It's unclear whether selenium benefits fertility in women. However, another study suggested that selenium deficiency could increase a woman's risk of luteal phase deficiency. This can affect the ovulation cycle and uterine lining, putting her at risk of infertility. So it could be worth supplementing.
Where to find it:
Besides over-the-counter supplements, selenium is present in foods like brazil nuts and seafood.
This vitamin is important for healthy bones and helps the body retain calcium and phosphorous. Some research suggests vitamin D may play a role in reproductive health. For example, vitamin D may impact hormone levels in men and women and affect semen quality.
Polycystic ovarian syndrome (PCOS) is a chronic health condition that can cause infertility. Vitamin D supplements may help with menstrual frequency and metabolic issues in women with PCOS who are vitamin D deficient, potentially boosting fertility. However, it's unclear if vitamin D improves fertility generally, especially if a person is not deficient. Still, it doesn't hurt to up your vitamin D intake, especially if you live with PCOS.
Where to find it:
Your body makes vitamin D with sun exposure, but it may be hard to get enough sun, especially during winter in colder climates. There aren't many foods with vitamin D, so it's a good idea to supplement or eat foods fortified with vitamin D.
Zinc is a mineral that helps with cell function, immunity, healing, and metabolism. According to some research, zinc may also play a part in egg quality, and zinc deficiency could contribute to male infertility.
Where to find it:
Zinc is found in dietary supplements, as well as chicken and red meat.
Things to Avoid When You're Trying to Conceive
Ultimately, there isn't one single vitamin or supplement that will guarantee fertility.
But some other dietary factors could affect your chances of getting pregnant. For example, one study found that women who ate more fast food and less fresh fruit took longer to get pregnant. Interestingly, another study found that replacing animal protein sources with plant protein may lower the risk of ovulation-related infertility.
The bottom line is that a healthy, balanced diet rich in fruits and vegetables promotes overall health and well-being. Regarding fertility and reproductive health, a wholesome diet is essential for people of all genders. It can also help maintain a healthy weight, exercise regularly, and reduce stress if you're trying to conceive.
Support Your Fertility and Grow Your Family
Of course, infertility happens for many reasons, and your diet and nutrient intake may or may not be a factor.
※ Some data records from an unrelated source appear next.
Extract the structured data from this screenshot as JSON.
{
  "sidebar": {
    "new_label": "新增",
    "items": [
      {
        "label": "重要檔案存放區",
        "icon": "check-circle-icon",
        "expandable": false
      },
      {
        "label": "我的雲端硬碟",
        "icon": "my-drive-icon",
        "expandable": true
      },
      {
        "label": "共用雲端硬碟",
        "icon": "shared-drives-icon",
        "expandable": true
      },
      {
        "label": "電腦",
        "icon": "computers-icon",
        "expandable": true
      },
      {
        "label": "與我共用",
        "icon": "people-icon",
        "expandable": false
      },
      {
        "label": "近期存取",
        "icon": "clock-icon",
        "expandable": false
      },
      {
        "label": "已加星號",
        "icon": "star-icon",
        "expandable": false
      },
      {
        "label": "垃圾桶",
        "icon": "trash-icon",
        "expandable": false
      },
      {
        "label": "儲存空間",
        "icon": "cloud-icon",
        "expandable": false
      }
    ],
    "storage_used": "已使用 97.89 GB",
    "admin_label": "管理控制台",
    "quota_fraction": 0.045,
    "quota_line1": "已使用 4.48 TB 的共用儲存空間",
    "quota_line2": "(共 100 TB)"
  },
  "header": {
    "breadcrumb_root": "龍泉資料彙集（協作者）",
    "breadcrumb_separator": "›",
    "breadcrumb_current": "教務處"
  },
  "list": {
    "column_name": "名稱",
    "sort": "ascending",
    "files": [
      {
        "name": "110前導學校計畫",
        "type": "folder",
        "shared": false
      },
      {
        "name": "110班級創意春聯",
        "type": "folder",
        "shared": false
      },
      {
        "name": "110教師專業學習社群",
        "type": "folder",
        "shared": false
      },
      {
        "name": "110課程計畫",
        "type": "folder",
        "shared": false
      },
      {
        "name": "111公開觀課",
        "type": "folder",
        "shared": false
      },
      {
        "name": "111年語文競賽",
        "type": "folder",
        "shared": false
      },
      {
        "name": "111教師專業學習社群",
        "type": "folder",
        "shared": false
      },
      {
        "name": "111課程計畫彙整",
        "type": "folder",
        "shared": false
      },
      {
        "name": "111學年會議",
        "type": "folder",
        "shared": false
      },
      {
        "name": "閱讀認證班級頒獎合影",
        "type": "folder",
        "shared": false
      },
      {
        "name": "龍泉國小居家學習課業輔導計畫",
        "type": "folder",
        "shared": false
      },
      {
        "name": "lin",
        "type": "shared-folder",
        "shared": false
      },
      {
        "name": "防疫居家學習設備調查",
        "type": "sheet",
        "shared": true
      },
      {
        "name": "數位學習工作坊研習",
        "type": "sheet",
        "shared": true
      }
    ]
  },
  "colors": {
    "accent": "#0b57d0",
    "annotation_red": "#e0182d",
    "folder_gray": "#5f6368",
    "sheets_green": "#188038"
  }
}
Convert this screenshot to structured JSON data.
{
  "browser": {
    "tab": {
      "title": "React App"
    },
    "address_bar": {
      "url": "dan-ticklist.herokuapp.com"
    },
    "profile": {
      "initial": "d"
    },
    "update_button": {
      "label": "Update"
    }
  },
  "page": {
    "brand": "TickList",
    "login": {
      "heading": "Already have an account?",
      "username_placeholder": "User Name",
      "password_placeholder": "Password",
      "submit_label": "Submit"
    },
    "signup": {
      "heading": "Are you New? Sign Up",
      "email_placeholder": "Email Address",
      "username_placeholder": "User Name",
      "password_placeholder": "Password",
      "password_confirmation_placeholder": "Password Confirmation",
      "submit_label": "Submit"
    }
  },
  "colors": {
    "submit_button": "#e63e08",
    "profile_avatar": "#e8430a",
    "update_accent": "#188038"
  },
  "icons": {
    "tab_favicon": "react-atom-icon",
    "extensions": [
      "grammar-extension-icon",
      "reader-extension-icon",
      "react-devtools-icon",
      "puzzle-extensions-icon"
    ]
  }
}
If you've been trying to conceive for more than a year or experiencing infertility due to a medical condition, speak to a fertility specialist.
At Advanced Fertility Care, our dedicated and experienced team will answer any fertility questions and support you on your journey to becoming a parent. Contact us today to schedule a consultation.